Most developed countries can expect another decade or more of rising mesothelioma rates before the incidence of the disease starts to wane.
That is one of the major findings in a recent report from The Baird Institute for Applied Heart and Lung Surgical Research in Australia. The report, which looked at the causes, distribution and projected future incidence of malignant mesothelioma, contains both good and bad news for the U.S..
Mesothelioma is an aggressive and often fatal cancer caused by exposure to asbestos. It is thought to be triggered by chronic inflammation and irritation in the lung tissue and the surrounding pleural membrane by the sharp asbestos fibers. Mesothelioma often takes decades to develop. According to the Baird Institute report, the average time from asbestos exposure to mesothelioma diagnosis is greater than 40 years.
Other findings in the report included the fact that the incidence of mesothelioma “varies markedly” between countries and even within the same country. Although the highest annual rates of mesothelioma – approximately 30 cases per million – occur in Australia and Great Britain, the study’s authors say poor reporting makes it difficult to know the extent of the problem in underdeveloped countries. “Global incidence of mesothelioma is likely to be significantly higher than mortality registries suggest due to unreported cases occurring in developing countries,” writes author Benjamin Robinson.
The report confirmed that mesothelioma continues to be primarily a male disease and that risk increases with older age. However, the researchers also note that the proportion of people contracting mesothelioma from non-occupational asbestos exposure, including people exposed on do-it-yourself renovation projects and women exposed through second-hand contact with a spouse’s work clothes, is on the rise.
The most hopeful finding in the report is the fact that the incidence of mesothelioma in the U.S. appears to have peaked in 2005 and is now in a slow decline.
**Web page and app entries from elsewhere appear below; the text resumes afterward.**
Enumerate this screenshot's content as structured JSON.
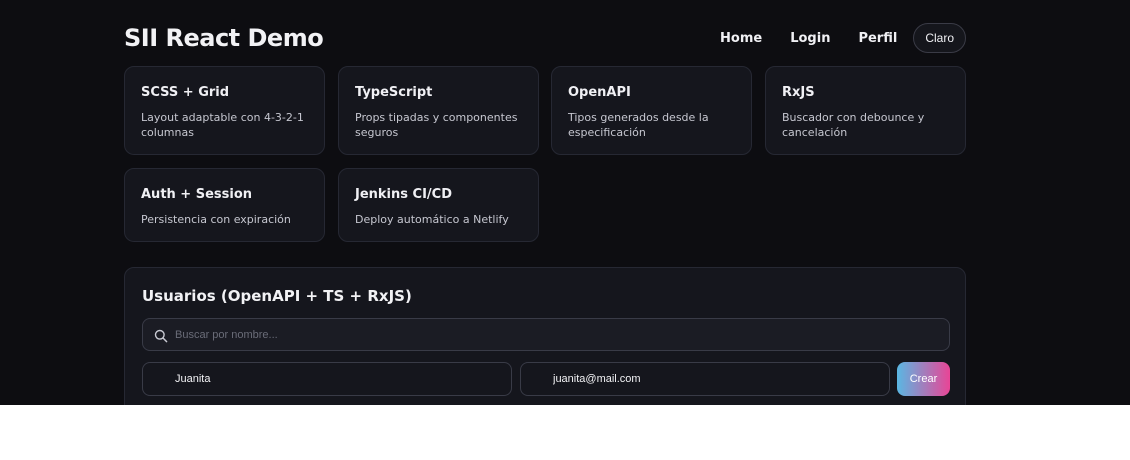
{
  "header": {
    "title": "SII React Demo",
    "nav": [
      {
        "label": "Home"
      },
      {
        "label": "Login"
      },
      {
        "label": "Perfil"
      }
    ],
    "theme_toggle_label": "Claro"
  },
  "features": [
    {
      "title": "SCSS + Grid",
      "description": "Layout adaptable con 4-3-2-1 columnas"
    },
    {
      "title": "TypeScript",
      "description": "Props tipadas y componentes seguros"
    },
    {
      "title": "OpenAPI",
      "description": "Tipos generados desde la especificación"
    },
    {
      "title": "RxJS",
      "description": "Buscador con debounce y cancelación"
    },
    {
      "title": "Auth + Session",
      "description": "Persistencia con expiración"
    },
    {
      "title": "Jenkins CI/CD",
      "description": "Deploy automático a Netlify"
    }
  ],
  "users": {
    "title": "Usuarios (OpenAPI + TS + RxJS)",
    "search": {
      "placeholder": "Buscar por nombre...",
      "value": "",
      "icon": "search-icon"
    },
    "form": {
      "name_value": "Juanita",
      "email_value": "juanita@mail.com",
      "create_label": "Crear"
    }
  },
  "colors": {
    "background": "#0d0d11",
    "card": "#15161d",
    "button_gradient_start": "#5ab7e3",
    "button_gradient_end": "#e94596"
  }
}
The disease will remain a threat in the U.S. for many years, however an estimated 85,000 cases of mesothelioma are expected to occur between 2000 and 2050. Of the other developed countries examined in the report, including the UK, Australia, Italy and Japan, mesothelioma incidence rates are still rising and are expected to peak before 2030.
The Baird Institute mesothelioma study was published in the Annals of Cardiothoracic Surgery.
Robinson, B, “Malignant pleural mesothelioma: an epidemiological perspective”, November 2012, Annals of Cardiothoracic Surgery, Vol. 1, No. 4.